Below are some records; reproduce them exactly.

Available data section start

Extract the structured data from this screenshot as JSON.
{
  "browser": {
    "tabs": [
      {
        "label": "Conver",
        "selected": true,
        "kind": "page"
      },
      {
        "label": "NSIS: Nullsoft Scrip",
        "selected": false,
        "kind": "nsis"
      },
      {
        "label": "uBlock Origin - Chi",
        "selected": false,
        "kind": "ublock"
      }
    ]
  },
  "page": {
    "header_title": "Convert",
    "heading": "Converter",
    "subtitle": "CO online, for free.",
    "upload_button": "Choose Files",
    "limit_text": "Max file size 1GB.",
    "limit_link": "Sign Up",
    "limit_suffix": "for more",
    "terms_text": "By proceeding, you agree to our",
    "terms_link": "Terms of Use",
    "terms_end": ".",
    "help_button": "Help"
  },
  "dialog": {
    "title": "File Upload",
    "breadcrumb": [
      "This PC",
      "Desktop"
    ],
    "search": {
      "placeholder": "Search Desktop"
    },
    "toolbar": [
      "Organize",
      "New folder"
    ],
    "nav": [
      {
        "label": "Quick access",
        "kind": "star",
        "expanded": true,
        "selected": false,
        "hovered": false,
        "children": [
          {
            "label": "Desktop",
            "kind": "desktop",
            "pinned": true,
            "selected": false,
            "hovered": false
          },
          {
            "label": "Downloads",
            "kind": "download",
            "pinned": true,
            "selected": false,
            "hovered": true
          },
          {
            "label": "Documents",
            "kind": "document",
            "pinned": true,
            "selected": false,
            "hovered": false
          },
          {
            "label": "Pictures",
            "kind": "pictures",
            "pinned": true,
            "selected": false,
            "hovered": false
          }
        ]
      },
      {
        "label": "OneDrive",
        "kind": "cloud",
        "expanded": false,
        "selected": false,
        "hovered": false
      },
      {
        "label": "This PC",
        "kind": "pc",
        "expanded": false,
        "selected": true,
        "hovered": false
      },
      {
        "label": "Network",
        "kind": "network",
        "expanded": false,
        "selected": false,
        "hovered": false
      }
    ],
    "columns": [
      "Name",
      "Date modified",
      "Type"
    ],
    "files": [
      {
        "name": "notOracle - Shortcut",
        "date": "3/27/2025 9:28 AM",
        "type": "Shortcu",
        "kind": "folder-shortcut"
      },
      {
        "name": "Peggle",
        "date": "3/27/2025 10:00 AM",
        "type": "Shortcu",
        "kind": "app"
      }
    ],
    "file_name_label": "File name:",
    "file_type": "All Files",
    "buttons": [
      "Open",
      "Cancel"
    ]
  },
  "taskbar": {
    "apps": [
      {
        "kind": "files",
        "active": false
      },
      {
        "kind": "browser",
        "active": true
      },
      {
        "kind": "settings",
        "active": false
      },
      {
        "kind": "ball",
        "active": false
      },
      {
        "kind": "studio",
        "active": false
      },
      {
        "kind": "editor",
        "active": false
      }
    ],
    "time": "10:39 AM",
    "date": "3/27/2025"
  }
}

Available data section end

• **Result for this task**
Extract the structured data from this screenshot as JSON.
{
  "browser": {
    "tabs": [
      {
        "label": "Conver",
        "selected": true,
        "kind": "page"
      },
      {
        "label": "NSIS: Nullsoft Scrip",
        "selected": false,
        "kind": "nsis"
      },
      {
        "label": "uBlock Origin - Chi",
        "selected": false,
        "kind": "ublock"
      }
    ]
  },
  "page": {
    "header_title": "Convert",
    "heading": "Converter",
    "subtitle": "CO online, for free.",
    "upload_button": "Choose Files",
    "limit_text": "Max file size 1GB.",
    "limit_link": "Sign Up",
    "limit_suffix": "for more",
    "terms_text": "By proceeding, you agree to our",
    "terms_link": "Terms of Use",
    "terms_end": ".",
    "help_button": "Help"
  },
  "dialog": {
    "title": "File Upload",
    "breadcrumb": [
      "This PC",
      "Desktop"
    ],
    "search": {
      "placeholder": "Search Desktop"
    },
    "toolbar": [
      "Organize",
      "New folder"
    ],
    "nav": [
      {
        "label": "Quick access",
        "kind": "star",
        "expanded": true,
        "selected": false,
        "hovered": false,
        "children": [
          {
            "label": "Desktop",
            "kind": "desktop",
            "pinned": true,
            "selected": false,
            "hovered": false
          },
          {
            "label": "Downloads",
            "kind": "download",
            "pinned": true,
            "selected": false,
            "hovered": true
          },
          {
            "label": "Documents",
            "kind": "document",
            "pinned": true,
            "selected": false,
            "hovered": false
          },
          {
            "label": "Pictures",
            "kind": "pictures",
            "pinned": true,
            "selected": false,
            "hovered": false
          }
        ]
      },
      {
        "label": "OneDrive",
        "kind": "cloud",
        "expanded": false,
        "selected": false,
        "hovered": false
      },
      {
        "label": "This PC",
        "kind": "pc",
        "expanded": false,
        "selected": true,
        "hovered": false
      },
      {
        "label": "Network",
        "kind": "network",
        "expanded": false,
        "selected": false,
        "hovered": false
      }
    ],
    "columns": [
      "Name",
      "Date modified",
      "Type"
    ],
    "files": [
      {
        "name": "notOracle - Shortcut",
        "date": "3/27/2025 9:28 AM",
        "type": "Shortcu",
        "kind": "folder-shortcut"
      },
      {
        "name": "Peggle",
        "date": "3/27/2025 10:00 AM",
        "type": "Shortcu",
        "kind": "app"
      }
    ],
    "file_name_label": "File name:",
    "file_type": "All Files",
    "buttons": [
      "Open",
      "Cancel"
    ]
  },
  "taskbar": {
    "apps": [
      {
        "kind": "files",
        "active": false
      },
      {
        "kind": "browser",
        "active": true
      },
      {
        "kind": "settings",
        "active": false
      },
      {
        "kind": "ball",
        "active": false
      },
      {
        "kind": "studio",
        "active": false
      },
      {
        "kind": "editor",
        "active": false
      }
    ],
    "time": "10:39 AM",
    "date": "3/27/2025"
  }
}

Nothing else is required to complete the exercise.